The Postal Service was good. Gibbard and Tamborello enlisted two hot chicks to play keyboards and sing backup. And Gibbard played drums a couple times. I guess if I could play multiple instruments I'd be showing off, too.
Shortly after we arrived for Mumford and Sons, the band members gathered around a single microphone and played a soft, acoustic song. I'm sure this seemed cute to the people in the front row, but we couldn't fucking hear it. Again we looked at each other and wondered why we left the first stage for the second. I know Mumford and Sons are larger than life these days, but I still haven't figured out why.
First up, Alt-J, a band that is making quite a splash with just one album out. We got to their stage plenty early, only to find that a few thousand people had the same idea. Their music is hard to describe. The lead vocalist has a very strange voice that somehow works perfectly with the bright serenity of their instrumentation. They have a second singer as well, and the two voices weave in and out of each other in lovely, trippy harmonization. If you come to their show in an altered state, I'm guessing you'll enjoy yourself plenty.
Next up, Vampire Weekend. I've seen these guys three times now, and I plan to see them every time they tour for the next couple decades. I liked Contra even better than their first album, and their latest album has some great stuff on it, too, with excellent production. They're one of those bands where, no matter how much you like them on record, you're still blown away by how amazing they are live. Their immaculate upbeat grooves made the park sparkle as the sun went down. "Giving Up the Ghost" would definitely be on my list of top five songs for the weekend, somehow surprising me with its effortless grandeur as if I'd never heard it before.

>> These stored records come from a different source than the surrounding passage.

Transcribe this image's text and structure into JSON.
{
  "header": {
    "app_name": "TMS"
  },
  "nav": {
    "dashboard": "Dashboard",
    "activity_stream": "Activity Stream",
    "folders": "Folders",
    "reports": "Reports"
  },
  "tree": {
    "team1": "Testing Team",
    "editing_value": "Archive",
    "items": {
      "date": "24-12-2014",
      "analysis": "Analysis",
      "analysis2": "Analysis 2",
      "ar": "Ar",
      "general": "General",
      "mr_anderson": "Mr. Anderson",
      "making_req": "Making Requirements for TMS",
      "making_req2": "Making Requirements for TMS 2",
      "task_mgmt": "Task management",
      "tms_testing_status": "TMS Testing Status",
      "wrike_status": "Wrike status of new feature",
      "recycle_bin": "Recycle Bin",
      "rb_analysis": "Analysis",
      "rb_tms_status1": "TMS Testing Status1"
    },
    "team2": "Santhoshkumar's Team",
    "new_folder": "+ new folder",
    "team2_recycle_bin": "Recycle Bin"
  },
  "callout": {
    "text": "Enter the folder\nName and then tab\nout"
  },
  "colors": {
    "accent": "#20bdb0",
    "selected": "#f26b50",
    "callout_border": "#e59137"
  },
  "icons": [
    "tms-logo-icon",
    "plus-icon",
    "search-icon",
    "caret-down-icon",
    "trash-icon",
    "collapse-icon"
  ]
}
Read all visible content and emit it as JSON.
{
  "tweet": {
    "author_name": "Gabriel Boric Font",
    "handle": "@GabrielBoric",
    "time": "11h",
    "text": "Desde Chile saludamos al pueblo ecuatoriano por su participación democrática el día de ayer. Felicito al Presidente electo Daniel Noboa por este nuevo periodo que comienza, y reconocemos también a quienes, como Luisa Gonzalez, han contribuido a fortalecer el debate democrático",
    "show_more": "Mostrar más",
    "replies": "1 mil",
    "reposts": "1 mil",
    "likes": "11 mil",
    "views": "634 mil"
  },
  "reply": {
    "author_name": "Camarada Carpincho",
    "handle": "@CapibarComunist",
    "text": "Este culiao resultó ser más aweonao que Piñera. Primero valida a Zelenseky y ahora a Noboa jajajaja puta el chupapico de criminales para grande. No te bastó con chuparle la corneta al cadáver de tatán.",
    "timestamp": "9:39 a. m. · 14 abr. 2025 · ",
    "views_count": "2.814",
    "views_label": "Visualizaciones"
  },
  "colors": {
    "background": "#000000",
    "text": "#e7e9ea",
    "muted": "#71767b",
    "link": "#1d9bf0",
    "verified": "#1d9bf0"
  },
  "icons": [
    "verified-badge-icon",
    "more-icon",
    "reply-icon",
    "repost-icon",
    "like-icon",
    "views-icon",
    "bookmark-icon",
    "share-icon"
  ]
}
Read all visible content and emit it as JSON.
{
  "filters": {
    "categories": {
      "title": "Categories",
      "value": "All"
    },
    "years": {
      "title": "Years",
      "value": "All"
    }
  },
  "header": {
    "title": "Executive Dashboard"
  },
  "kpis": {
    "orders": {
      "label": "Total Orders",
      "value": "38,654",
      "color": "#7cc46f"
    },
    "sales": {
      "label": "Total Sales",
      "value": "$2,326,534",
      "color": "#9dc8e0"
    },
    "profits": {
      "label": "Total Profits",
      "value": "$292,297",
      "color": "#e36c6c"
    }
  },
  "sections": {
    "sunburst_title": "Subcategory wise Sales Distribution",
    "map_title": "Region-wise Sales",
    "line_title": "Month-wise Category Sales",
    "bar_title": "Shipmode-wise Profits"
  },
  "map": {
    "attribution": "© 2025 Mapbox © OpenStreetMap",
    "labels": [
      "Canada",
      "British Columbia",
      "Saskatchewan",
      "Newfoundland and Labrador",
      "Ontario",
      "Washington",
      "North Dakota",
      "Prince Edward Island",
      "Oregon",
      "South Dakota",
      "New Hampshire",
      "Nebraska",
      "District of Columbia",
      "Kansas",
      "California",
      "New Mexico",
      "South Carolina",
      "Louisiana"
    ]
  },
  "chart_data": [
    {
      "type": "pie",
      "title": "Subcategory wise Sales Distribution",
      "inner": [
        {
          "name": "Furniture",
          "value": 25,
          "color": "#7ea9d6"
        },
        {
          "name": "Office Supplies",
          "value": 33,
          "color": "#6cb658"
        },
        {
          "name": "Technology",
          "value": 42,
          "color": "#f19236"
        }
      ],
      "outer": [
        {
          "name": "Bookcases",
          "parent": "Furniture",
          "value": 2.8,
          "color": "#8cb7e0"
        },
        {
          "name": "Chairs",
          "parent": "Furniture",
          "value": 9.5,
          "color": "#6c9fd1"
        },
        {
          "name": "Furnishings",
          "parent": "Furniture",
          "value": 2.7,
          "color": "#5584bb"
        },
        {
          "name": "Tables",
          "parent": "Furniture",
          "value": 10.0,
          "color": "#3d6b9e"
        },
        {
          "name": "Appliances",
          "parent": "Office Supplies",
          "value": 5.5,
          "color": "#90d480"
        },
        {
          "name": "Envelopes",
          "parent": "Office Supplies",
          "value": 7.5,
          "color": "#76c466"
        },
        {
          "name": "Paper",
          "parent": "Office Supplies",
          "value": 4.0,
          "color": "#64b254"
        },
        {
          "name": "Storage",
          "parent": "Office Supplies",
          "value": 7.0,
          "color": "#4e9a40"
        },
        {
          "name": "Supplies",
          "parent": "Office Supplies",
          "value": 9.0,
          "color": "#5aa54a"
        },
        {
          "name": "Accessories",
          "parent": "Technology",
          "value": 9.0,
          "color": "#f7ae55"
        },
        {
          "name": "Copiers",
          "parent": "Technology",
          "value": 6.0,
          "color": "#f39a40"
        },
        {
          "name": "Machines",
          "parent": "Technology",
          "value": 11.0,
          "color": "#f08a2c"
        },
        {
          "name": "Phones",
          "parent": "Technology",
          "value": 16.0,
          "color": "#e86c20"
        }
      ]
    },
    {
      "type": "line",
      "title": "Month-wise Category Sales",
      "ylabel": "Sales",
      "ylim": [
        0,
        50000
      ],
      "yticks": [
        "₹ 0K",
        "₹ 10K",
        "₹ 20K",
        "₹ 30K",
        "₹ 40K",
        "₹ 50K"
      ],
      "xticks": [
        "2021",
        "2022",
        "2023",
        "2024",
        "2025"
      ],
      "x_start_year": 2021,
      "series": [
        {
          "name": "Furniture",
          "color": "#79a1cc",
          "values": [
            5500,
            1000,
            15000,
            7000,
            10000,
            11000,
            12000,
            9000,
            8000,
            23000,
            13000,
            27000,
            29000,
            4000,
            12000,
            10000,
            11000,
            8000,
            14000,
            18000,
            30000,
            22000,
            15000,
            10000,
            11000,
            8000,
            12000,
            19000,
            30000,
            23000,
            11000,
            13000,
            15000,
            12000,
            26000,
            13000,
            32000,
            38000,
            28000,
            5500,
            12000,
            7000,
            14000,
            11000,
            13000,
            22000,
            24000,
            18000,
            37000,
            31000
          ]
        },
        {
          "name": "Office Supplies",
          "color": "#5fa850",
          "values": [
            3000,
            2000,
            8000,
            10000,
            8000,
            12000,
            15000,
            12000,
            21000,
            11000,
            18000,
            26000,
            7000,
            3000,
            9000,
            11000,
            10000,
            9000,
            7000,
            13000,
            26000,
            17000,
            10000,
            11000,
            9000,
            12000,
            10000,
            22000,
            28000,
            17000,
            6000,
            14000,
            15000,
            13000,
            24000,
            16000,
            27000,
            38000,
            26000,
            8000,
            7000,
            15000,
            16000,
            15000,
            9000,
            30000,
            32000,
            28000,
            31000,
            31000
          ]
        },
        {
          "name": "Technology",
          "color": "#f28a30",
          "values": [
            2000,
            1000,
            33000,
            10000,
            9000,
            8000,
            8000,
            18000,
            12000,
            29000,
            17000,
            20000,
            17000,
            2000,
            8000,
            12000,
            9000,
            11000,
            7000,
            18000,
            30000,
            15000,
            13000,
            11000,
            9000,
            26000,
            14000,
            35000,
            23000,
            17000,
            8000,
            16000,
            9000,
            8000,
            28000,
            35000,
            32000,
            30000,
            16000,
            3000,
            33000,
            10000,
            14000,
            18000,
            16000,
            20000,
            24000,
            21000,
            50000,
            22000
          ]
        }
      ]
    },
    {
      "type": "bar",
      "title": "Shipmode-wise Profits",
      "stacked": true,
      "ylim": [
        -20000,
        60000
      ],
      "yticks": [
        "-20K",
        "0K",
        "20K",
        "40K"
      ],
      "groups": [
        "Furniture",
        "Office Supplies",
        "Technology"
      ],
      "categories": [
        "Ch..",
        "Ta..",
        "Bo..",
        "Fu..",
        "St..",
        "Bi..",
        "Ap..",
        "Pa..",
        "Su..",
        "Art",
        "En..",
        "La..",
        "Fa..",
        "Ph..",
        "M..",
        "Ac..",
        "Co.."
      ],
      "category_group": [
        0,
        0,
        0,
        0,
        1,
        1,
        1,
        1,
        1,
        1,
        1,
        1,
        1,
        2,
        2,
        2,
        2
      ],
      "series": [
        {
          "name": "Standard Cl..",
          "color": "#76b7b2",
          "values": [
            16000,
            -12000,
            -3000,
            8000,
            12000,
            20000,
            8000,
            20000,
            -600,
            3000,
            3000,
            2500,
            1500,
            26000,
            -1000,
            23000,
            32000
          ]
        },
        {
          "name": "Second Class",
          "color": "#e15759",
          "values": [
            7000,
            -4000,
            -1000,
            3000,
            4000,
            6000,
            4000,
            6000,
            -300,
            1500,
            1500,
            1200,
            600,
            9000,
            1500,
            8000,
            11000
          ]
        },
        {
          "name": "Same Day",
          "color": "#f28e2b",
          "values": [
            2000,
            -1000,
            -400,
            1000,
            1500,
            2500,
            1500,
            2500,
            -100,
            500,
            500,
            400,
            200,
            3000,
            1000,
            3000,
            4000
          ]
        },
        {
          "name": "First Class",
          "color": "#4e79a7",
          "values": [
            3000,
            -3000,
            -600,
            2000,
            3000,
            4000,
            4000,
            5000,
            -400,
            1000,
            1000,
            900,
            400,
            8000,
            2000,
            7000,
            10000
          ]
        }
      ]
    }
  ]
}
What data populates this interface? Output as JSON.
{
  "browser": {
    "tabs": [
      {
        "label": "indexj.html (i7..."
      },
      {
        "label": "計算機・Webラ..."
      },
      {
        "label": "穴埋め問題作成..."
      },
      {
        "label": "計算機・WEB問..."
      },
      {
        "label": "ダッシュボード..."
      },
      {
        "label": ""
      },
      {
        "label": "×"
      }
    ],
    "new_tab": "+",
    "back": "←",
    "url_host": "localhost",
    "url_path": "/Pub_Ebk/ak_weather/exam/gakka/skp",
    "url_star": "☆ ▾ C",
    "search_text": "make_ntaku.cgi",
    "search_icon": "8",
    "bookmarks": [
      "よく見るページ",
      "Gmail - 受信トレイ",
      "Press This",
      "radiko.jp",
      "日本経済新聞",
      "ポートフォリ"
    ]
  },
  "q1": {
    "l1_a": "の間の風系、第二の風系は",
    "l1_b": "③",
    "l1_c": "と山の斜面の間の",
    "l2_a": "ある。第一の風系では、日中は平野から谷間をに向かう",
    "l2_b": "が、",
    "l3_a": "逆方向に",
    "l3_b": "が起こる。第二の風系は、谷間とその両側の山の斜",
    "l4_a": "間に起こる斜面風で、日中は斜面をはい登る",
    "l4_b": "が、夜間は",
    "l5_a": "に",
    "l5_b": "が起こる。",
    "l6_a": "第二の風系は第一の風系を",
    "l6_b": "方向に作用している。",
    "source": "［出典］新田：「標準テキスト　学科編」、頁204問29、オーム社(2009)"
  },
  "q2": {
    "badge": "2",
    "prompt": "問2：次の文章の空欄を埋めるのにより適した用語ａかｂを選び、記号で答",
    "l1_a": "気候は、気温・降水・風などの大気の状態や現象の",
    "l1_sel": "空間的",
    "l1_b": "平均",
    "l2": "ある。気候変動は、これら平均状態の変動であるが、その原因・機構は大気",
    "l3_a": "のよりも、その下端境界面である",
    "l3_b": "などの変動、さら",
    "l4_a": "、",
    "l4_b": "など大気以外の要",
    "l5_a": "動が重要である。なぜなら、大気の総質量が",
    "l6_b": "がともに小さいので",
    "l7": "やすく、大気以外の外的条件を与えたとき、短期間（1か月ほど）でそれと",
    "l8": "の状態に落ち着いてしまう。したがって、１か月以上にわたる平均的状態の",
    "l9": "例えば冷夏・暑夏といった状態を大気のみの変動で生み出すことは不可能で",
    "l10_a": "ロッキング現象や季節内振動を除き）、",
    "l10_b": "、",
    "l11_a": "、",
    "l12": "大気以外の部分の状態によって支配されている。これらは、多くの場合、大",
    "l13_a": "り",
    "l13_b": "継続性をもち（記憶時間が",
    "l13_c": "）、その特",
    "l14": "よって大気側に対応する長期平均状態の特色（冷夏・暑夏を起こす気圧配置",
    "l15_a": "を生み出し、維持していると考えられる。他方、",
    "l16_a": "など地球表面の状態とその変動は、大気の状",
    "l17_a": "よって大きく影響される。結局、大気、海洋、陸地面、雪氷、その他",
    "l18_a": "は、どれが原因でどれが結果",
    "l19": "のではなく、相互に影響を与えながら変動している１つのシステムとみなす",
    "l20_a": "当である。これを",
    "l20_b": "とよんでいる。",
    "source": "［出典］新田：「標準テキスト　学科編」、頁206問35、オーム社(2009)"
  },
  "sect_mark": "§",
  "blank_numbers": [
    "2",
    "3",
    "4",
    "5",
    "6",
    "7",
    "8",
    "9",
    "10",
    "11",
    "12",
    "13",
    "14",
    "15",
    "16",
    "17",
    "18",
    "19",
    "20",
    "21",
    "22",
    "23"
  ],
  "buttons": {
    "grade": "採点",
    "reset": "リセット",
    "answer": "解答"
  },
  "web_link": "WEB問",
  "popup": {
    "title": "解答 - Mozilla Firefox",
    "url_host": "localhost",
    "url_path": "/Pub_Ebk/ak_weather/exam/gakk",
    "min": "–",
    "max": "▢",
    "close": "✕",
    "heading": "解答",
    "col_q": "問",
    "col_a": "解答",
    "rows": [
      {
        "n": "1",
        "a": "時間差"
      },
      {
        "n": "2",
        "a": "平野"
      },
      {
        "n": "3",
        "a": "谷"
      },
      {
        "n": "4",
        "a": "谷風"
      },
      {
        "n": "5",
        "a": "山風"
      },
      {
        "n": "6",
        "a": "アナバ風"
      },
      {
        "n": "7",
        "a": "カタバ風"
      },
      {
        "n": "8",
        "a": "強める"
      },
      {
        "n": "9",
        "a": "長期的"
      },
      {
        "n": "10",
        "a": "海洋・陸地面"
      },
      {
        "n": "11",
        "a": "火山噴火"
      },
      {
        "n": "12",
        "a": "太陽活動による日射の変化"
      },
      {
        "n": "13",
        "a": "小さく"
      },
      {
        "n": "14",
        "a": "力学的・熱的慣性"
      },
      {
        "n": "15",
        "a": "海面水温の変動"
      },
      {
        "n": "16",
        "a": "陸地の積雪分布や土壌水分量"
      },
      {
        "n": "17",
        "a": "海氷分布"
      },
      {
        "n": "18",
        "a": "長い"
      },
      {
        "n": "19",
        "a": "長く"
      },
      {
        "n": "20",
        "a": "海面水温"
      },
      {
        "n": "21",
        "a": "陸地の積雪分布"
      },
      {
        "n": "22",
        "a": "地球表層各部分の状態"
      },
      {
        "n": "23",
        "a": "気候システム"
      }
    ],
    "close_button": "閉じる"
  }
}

Frontman Ezra Koenig told the crowd that they're from New York and said, "New York and Chicago have a lot in common. Both have a lot of big-ass buildings, a lot of half-Irish, half-Italian people. But one thing we don't have in New York is a festival anything like this." And he's right. New York has tried its hand at a couple of three-day music festivals, but nothing on the scale of Lollapalooza, and certainly not right in the middle of the city.
We closed the weekend with Phoenix. The Cure was the other headliner that night, which made for an easy decision for us. (I've seen The Cure before, and found them a bit soporific.) So finally we could stay in one place and watch the whole set. I expected Phoenix to be good, but we were thoroughly impressed. I could try to describe how talented their drummer is or how rich and clear their singer's voice sounded, but suffice it to say that the whole is greater than the sum of the parts. In the middle of the set they combined the songs "Love Like a Sunset" and "Bankruptcy" into one, starting with the first part of Sunset, switching directly into the spacecraft landing of Bankruptcy, and then finishing with the end of Sunset. I don't think I moved during that song, stunned and mesmerized as I was. The entire screen at the back of the stage lit up in a pure and pinkish white, turning the night to candy as vibrations penetrated softened marrow. The I-can-walk-into-traffic-and-die-happy moment.